Martyrs during the persecution of Valerian (257-9). The day of their annual commemoration is mentioned in the “Depositio Martyrum” in the chronographia for 354 (Ruinart, “Acta martyrum”, ed. Tatisbon, 632) under 11 September. The chronographia also mentions their graves, in the Coemeterium of Basilla on the Via Salaria, later the Catacomb of St. Hermes. The Itineraries and other early authorities likewise give this place of burial (De Rossi, “Roma sotterranea”, I, 176-7). In 1845 Father Marchi discovered the still undisturbed grave of St. Hyacinth in a crypt of the above- mentioned catacomb. It was a small square niche in which lay the ashes and pieces of burned bone wrapped in the remains of costly stuffs (Marchi, “Monumenti primitivi: I, Architettura della Roma sotterranea cristina”, Rome, 1844, 238 sqq., 264 sqq.). Evidently the saint had been burnt; most probably both martyrs had suffered death by fire. The niche was closed by a marble slab similar to that used to close a loculus, and bearing the original inscription that confirmed the date in the old Martyrology:
D P III IDUS SEPTEBR
MARTYR(Buried on 11 September Hyacinthus Martyr).
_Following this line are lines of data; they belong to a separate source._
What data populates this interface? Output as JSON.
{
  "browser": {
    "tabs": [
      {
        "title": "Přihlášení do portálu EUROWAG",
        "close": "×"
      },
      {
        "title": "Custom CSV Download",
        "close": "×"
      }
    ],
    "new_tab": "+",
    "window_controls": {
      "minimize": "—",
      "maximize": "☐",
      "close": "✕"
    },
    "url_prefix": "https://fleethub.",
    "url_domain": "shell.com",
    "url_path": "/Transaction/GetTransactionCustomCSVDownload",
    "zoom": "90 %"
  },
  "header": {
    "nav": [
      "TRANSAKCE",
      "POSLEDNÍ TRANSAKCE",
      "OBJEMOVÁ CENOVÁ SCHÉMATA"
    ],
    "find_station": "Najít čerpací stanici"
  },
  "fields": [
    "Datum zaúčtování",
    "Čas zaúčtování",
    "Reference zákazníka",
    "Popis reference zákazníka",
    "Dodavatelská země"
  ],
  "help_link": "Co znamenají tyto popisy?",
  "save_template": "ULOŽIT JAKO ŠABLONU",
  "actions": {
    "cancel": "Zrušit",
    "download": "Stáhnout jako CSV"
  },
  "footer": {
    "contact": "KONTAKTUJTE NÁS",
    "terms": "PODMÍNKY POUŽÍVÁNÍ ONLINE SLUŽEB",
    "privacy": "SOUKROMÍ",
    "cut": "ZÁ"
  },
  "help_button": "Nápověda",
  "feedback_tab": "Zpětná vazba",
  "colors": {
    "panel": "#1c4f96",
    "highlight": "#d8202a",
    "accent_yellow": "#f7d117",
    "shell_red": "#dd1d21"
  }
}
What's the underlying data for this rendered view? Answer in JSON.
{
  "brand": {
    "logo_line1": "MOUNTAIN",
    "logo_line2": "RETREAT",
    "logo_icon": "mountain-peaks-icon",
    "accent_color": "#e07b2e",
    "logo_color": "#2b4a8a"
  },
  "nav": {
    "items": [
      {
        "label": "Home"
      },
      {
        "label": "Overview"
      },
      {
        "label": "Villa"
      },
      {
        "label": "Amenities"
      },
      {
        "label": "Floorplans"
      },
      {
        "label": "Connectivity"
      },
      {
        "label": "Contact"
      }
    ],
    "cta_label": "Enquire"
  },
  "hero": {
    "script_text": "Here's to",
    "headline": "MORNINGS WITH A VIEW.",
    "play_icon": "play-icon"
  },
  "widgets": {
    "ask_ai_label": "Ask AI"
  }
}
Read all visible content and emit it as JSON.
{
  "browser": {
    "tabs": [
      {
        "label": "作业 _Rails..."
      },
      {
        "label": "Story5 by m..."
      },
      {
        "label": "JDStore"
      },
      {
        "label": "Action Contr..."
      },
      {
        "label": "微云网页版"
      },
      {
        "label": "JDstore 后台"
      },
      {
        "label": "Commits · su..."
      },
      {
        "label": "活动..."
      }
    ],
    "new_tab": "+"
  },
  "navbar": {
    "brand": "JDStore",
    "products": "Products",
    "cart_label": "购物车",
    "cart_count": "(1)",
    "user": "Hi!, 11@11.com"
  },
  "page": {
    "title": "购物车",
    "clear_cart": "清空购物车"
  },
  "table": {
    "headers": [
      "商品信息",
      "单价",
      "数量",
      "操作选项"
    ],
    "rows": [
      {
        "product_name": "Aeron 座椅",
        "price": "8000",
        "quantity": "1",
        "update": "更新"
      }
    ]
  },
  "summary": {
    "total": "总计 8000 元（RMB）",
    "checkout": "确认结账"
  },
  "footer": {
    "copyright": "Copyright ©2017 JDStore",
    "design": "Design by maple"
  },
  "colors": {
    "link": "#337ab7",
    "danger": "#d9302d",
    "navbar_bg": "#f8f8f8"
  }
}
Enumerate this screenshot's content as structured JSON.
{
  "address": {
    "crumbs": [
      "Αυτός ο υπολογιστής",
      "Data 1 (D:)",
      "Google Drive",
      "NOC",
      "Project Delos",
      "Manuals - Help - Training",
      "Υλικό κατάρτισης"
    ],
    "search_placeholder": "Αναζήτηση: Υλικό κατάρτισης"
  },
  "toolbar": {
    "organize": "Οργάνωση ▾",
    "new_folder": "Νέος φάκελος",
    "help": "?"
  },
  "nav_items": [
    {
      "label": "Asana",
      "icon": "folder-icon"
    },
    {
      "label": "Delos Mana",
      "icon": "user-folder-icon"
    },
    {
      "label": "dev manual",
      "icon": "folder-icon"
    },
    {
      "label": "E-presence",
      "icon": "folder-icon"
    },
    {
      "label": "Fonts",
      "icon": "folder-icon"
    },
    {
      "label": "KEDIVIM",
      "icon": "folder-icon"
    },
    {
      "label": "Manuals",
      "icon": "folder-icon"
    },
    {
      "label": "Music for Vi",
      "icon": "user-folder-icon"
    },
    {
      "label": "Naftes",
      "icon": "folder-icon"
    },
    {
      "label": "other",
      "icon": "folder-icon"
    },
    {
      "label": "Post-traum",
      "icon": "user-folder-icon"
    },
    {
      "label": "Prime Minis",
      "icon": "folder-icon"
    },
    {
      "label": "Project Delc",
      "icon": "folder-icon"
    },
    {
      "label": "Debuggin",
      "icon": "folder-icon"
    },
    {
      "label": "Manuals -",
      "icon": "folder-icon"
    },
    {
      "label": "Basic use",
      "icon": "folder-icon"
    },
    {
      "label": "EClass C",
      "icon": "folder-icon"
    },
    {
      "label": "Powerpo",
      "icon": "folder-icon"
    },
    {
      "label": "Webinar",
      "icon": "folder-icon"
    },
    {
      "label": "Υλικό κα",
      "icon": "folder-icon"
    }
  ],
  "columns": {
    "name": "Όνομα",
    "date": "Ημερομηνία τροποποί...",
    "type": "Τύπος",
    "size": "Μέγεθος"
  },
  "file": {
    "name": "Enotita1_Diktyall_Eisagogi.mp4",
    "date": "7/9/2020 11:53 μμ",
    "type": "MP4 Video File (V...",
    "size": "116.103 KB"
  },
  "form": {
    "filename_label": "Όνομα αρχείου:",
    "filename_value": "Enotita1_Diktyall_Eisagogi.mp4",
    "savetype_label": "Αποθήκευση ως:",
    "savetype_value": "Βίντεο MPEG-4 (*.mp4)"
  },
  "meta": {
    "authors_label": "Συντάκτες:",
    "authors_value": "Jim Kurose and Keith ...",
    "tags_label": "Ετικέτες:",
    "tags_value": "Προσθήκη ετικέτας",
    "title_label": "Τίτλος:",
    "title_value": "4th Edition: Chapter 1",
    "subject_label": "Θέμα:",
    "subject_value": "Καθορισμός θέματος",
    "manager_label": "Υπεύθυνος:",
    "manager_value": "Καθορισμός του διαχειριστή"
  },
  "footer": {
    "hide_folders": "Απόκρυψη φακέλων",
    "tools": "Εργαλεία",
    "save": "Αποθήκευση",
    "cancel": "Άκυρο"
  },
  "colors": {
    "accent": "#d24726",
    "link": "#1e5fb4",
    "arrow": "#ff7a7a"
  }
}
In the same chamber were found fragments of an architrave belonging to some later decoration, with the words:
. . . S E P U L C R U M P R O T I M(artyris) . . .(Grave of the Martyr Protus)
Thus both martyrs were buried in the same crypt. Pope Damasus wrote an epitaph in honour of the two martyrs, part of which still exists (Ihm, “Damasi epigrammata”, 52, 49). In the epitaph Damasus calls Protus and Hyacinth brothers. When Leo IV (847-55) translated the bones of a large number of Roman martyrs to the churches of Rome, the relics of these two saints were to be translated also; but, probably on account of the devastation of the burial chamber, only the grave of St. Protus was found. His bones were transferred to San Salvatore on the Palatine. The remains of St. Hyacinth were placed (1849) in the chapel of the Propaganda. Later the tombs of the two saints and a stairway built at the end of the fourth century were discovered and restored.
From the Catholic Encyclopedia